A love story, a ghost story, a thriller: Ayanna Lloyd Banwo’s radiant first novel embraces elements of multiple genres, binding them through incantatory language steeped in the rhythms, fables and spirituality of her Trinidadian homeland ... Throughout, the supernatural is rendered in visceral terms ... It’s made all the more plausible by the gravitational pull of Banwo’s lushly delineated world— the cemetery, for instance, with its rampant foliage and gothic funerary architecture, or Morne Marie, the St Bernard family home, built on the ashes of a plantation house, its long corridors and wooden staircases indexing its transformation over the centuries ... Errol is...a splendid villain, his malevolence balanced by the savvy goodness of Shirley, keeper of all Fidelis’ records. Dickens is one of the less expected literary influences to haunt these magic-realism-inflected pages, but as the book navigates the meaning of family (it doesn’t always have much to do with biology) and inheritance (each generation gets to reshape it), its distinctiveness shines out: this is dramatic, joyful, intensely satisfying fiction.
Ayanna Lloyd Banwo paints her pulsing, believable—but fictional—Trinidad with light and intimacy. When We Were Birds is an immediately seductive, pleasurable experience because of the craft in the colloquial language—the story is told in Creole English—and a surefooted attention to detail. We meet odd and arresting characters and, added to all of this, rumbles of gentle humour and basic kindness are woven through the darker themes ...
The author handles the death-lore beautifully and makes believably transporting the trance-like sequences where characters feel presences, or have encounters with the dead ... Some readers may find the gentle pace unsatisfying, the slow build to the inevitable collision of Yejide and Darwin’s worlds, and the consequences of their meeting. But the journey is a rich one, awash with evocative detail and pinpoint insights into the risks of being individualistic enough to break from a planned-out life in order to discover the true self ... The novel is a tour de force of language and insight, an accomplished and confident debut from Ayanna Lloyd Banwo.

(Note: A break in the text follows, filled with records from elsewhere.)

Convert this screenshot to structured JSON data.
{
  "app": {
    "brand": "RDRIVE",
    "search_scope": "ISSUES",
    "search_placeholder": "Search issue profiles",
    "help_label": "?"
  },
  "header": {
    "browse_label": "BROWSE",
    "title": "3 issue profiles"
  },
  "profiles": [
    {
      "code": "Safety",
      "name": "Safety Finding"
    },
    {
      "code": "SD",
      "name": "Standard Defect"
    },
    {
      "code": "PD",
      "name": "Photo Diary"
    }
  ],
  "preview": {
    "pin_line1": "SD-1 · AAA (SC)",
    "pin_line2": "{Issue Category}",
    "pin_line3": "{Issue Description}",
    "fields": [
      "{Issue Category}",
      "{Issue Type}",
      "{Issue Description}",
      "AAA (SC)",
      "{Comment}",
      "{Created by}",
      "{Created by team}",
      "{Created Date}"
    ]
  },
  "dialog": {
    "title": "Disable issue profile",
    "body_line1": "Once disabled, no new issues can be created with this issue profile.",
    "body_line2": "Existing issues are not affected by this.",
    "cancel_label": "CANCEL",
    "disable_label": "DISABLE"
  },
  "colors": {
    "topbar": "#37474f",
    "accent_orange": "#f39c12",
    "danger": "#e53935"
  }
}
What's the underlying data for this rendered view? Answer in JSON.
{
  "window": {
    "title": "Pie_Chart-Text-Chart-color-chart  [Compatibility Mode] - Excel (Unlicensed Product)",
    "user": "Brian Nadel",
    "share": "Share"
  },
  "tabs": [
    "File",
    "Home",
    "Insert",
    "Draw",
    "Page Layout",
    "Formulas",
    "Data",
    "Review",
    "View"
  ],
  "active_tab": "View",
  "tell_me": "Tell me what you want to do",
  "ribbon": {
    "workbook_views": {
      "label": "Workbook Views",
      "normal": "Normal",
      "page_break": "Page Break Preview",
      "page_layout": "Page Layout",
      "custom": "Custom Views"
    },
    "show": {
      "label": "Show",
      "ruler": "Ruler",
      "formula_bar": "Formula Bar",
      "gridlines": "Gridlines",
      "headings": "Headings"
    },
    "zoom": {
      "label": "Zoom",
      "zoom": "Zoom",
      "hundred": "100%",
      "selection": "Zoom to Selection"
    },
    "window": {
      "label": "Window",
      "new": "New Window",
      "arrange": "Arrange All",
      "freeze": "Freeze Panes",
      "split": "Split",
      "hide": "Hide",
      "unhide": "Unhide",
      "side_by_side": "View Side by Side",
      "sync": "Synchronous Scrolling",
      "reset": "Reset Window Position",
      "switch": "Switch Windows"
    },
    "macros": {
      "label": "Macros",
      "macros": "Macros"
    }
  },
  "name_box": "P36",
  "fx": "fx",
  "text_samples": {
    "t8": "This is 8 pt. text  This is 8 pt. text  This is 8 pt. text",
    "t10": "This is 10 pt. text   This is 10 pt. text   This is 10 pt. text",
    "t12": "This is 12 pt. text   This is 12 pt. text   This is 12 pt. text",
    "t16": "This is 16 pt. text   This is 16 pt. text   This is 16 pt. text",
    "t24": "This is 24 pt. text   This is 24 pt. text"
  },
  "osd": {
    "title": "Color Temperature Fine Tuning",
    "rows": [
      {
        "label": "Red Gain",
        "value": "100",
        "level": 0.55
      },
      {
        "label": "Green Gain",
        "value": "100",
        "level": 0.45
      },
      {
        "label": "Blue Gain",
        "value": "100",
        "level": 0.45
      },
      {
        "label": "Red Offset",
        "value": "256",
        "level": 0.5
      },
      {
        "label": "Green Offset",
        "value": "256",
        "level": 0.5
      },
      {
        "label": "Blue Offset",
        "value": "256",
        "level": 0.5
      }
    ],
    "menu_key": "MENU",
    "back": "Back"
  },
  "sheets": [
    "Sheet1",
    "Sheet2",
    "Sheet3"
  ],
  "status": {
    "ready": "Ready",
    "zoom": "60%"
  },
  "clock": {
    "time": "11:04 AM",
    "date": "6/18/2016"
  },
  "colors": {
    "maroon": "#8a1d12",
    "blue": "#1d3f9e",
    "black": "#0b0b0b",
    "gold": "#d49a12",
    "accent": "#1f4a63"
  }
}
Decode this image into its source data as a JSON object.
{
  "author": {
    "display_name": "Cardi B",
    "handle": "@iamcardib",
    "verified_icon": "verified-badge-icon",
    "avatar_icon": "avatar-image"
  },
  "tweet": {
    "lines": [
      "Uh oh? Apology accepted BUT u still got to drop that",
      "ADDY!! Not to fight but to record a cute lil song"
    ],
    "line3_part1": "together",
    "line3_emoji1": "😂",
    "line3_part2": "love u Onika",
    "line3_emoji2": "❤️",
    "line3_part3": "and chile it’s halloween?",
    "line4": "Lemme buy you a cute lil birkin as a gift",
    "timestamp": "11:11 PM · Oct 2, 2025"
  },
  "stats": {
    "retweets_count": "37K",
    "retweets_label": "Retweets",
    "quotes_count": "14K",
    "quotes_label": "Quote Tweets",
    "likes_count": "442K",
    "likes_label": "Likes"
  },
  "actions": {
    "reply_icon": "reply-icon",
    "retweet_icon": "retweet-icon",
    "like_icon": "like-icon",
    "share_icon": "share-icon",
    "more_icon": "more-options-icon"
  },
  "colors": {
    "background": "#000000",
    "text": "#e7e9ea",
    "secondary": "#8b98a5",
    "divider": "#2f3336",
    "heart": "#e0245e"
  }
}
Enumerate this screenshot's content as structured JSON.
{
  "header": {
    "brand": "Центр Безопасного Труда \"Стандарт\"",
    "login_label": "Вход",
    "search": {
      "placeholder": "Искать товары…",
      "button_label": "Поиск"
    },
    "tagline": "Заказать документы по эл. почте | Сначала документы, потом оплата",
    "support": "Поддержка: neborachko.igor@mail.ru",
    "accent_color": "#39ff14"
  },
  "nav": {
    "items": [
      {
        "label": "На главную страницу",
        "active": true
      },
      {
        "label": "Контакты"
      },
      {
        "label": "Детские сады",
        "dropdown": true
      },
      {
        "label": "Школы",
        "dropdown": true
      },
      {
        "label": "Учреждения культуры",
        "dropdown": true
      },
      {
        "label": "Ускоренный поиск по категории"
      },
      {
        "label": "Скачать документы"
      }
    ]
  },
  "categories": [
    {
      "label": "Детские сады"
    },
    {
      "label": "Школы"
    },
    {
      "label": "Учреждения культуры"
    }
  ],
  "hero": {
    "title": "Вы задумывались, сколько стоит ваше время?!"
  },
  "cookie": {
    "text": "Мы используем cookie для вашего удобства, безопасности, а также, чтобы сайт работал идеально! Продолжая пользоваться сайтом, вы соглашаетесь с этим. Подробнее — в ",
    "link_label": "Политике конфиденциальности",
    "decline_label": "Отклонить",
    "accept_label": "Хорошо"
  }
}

It’s a strange story—inscrutable in some ways—but riffing on themes of colonialism, power, ecology and death ... while the prose is compelling, some readers may find the book’s early sections slow. In its attempts to teach us the rules of its mythic world, it sometimes alienates the reader ... The opening leans too heavily on exposition with little explanation. Further compounding the feeling of stagnancy is the fact that our two protagonists don’t come together until halfway through the book. But when Darwin and Yejide’s stories do join, patient readers will be rewarded for their tenacity ... All these threads, and their mythical, magic realist context, make When We Were Birds a dynamic, amorphous story. It is at times challenging, but by turns thought-provoking, and leaves the reader with much to contemplate and admire.